Assistant Professor, Institute for European Studies, Jagiellonian University, Kraków, Poland

Plenary Speakers

The Twenty-eighth International Conference on Learning featured plenary sessions by some of the world's leading thinkers and innovators in the field.

Beata Kowalska

Beata Kowalska

Professor, Institute of Sociology, Jagielonian University, Kraków, Poland

Felicitas Macgilchrist

Felicitas Macgilchrist

Head of Media, Transformation, Georg Eckert Institute of International Textbook Studies, Germany

Christiane Lütge

Christiane Lütge

Professor, Ludwig-Maximilians-University of Munich, Germany

Research Network Chairs

Bill Cope

Bill Cope

Professor, College of Education, University of Illinois, Urbana-Champaign, IL, United States

Mary Kalantzis

Mary Kalantzis

College of Education, University of Illinois, Urbana-Champaign, IL, United States

José Luis Ortega Martín

José Luis Ortega Martín

Professor, University of Granada, Granada, Spain

Emerging Scholar Awardees

For each conference, a small number of Emerging Scholar Awards are given to outstanding graduate students and emerging scholars who have an active research interest in the conference themes. Emerging Scholars perform a critical role in the conference by chairing the parallel sessions, providing technical assistance in the sessions, and presenting their own research papers. The 2021 Emerging Scholar Award Recipients are as follows:

Christopher Godfrey

Christopher Godfrey

Schulich School of Education - Nipissing University, Canada

​Christian Sunday Ugwuanyi

​Christian Sunday Ugwuanyi

University of the Free State, South Africa

Solomon Ailwei Mawela

Solomon Ailwei Mawela

University of South Africa, South Africa

James L. Lactao

James L. Lactao

University of the Philippines, Philippines

Kaia DeMatteo

Kaia DeMatteo

University of Massachusetts, USA

Kristin Petrovic

University in Canada, Canada

​Luís Fernando Pacheco Pérez

​Luís Fernando Pacheco Pérez

The University of Quindío, Columbia

Maja Stojanovic

Maja Stojanovic

Louisiana State University, USA

Marcos Nahmad

Marcos Nahmad

Anahuac University, Mexico

Jumoke I. Oladele

Jumoke I. Oladele

University of Johannesburg, South Africa

Nirma Jayawardena

Nirma Jayawardena

Griffith University, Australia

Maria Paula Rubiano Varela
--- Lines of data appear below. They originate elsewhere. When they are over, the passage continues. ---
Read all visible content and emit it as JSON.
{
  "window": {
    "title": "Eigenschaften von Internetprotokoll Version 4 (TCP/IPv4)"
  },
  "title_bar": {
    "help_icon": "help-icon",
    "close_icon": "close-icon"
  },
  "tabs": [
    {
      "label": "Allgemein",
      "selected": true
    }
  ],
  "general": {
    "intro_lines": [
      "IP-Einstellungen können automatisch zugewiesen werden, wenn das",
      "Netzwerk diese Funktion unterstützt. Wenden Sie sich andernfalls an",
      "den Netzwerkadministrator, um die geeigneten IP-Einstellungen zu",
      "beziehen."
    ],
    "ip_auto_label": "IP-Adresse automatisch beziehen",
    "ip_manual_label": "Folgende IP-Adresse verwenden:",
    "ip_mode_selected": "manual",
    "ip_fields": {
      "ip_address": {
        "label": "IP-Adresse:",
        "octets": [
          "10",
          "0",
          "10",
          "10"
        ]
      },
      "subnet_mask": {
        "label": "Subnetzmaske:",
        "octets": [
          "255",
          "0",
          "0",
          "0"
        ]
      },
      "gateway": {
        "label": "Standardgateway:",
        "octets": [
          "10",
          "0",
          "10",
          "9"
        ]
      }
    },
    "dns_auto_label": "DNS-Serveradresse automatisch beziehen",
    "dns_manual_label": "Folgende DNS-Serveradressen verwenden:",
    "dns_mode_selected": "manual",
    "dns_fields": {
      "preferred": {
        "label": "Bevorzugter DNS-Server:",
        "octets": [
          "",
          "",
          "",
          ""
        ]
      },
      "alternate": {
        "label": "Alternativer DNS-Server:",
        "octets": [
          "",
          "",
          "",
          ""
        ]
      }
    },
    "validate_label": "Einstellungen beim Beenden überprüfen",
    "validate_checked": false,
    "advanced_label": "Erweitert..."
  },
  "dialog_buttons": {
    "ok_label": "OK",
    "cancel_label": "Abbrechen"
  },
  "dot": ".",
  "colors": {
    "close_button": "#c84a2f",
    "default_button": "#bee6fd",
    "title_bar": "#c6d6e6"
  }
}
Maria Paula Rubiano Varela

Pontifical Bolivarian University, Colombia

Lois Jamin Tambuyat

Lois Jamin Tambuyat

Lyceum of the Philippines University, Philippines

Conference Partner